"I think the convention is a challenging situation," the Kentucky Republican told local reporters in his home state. "A number of my colleagues have announced they're not going to attend, and we'll have to wait and see how things look in late August to determine whether or not you can safely convene that many people."

Representative Liz Cheney (R-Wyo.), who has increasingly broken with Trump on a range of issues and is the No. 3 GOP House member as the Republican Conference Chair, said Thursday she also was undecided.

"I haven't made any plans yet. We'll clearly be watching what's happening. I think right now, Florida is facing some real challenges," Cheney said. "There's flexibility, given what we may be facing there in the coming weeks."

"I think everybody's watching what's happening," she continued. "I think people will make a decision as the time gets closer."

Conservative House Freedom Caucus Chairman Andy Biggs (R-Ariz.) said Thursday that he is undecided.

"To be honest with you, I don't even know when it is," Biggs said. "I think it's in August. Here's the deal: In Arizona, it's a dry heat. In Jacksonville, it's nuts."

Republicans wary of attending RNC amid pandemic
Rep. Andy Biggs, R-Ariz., votes no on the first article of impeachment as the House Judiciary Committee holds a public hearing to vote on the two articles of impeachment against U.S. President Donald Trump in the Longworth House Office Building on Capitol Hill December 13, 2019, in Washington, D.C. Photo by Patrick Semansky-Pool/Getty

Representative Elise Stefanik (R-N.Y.), who gained recognition during the House impeachment inquiry for her outspoken, steadfast defense of Trump, said she will be "taking it week-by-week." But whether or not she ultimately attends, Stefanik said she has "confidence that the RNC is taking the proper public health precautions."

Representative Jim Sensenbrenner (Wis.), one of the longest-serving House members with four decades under his belt but is retiring, is "still undecided about his attendance," a spokesperson said on Friday.

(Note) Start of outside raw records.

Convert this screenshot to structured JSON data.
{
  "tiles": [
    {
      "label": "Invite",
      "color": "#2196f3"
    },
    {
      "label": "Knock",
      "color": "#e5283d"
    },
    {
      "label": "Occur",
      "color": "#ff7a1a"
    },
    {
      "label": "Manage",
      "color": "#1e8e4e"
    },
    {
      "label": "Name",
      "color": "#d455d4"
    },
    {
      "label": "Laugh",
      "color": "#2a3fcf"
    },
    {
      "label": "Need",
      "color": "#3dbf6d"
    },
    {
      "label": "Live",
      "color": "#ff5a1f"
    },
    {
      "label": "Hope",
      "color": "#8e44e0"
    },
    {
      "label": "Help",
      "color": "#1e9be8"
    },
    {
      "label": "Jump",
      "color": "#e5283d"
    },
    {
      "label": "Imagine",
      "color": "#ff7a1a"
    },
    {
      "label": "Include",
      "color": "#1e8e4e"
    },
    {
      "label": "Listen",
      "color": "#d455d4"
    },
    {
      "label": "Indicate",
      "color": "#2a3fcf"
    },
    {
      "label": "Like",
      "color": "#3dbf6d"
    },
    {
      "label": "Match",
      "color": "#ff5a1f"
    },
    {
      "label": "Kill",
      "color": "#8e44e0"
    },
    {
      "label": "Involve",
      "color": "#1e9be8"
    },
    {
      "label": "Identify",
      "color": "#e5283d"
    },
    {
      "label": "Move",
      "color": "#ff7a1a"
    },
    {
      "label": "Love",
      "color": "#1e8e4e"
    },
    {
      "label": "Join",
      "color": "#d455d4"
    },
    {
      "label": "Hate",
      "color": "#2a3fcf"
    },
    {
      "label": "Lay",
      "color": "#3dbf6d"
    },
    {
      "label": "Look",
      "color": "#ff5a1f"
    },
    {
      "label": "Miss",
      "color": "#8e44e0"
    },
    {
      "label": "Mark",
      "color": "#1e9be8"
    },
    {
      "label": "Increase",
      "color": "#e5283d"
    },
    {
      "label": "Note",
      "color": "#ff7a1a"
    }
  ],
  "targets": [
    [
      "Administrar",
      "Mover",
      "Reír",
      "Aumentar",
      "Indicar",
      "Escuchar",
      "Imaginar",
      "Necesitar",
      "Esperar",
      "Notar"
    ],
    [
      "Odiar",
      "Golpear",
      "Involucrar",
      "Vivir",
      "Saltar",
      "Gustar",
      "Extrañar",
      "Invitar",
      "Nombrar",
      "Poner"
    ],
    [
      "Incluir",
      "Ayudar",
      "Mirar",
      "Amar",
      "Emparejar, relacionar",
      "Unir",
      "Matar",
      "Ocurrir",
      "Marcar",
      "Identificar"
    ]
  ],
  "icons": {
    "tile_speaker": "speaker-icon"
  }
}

Sensenbrenner lost his wife last month.

A spokesperson for Senator Rob Portman (R-Ohio), who was previously undecided, said Thursday that he "plans to attend pending the safety and security precautions and guidelines issued by the CDC."

Representative Mario Diaz-Balart knows firsthand about the virus, having contracted it himself back in March. But the Miami Republican said on Wednesday he had yet to give much thought as to whether he'll make the trip up to Jacksonville and attend the RNC. Still, he emphasized that the event is an "essential part of what makes this country the great country that it is."

"You can't overstate the importance of personal responsibility, individually doing what you can to keep yourself safe. Can you do things safely? Absolutely," Diaz-Balart said. "We can't just shut down our free Democratic process."

Have no fear, White House says

The White House has tried to dispel the notion that a convention could help further spread the virus, even though Trump campaign staffers tested positive for COVID-19 following the president's rally in Tulsa, Oklahoma, last month.

Republicans wary of attending RNC amid pandemic
Republican presidential candidate Donald Trump is seen on screen at the closing of the Republican National Convention at the Quicken Loans Arena in Cleveland, Ohio on July 21, 2016. JIM WATSON/AFP/Getty

Moreover, the event that largely ignored social distancing measures has been attributed by a local health official for causing a surge in case numbers.

"We have not seen data to reflect that and no, we don't regret holding the rally," White House Press Secretary Kayleigh McEnany told reporters Thursday.

Similarly, House Minority Leader Kevin McCarthy at his weekly press conference that same day defended the RNC plans, saying he will attend and has no health concerns.

"It will be an opportunity to share ideas and do it in a safe manner," the California Republican said.

Why the Republican National Convention Could be in Big Trouble | U.S.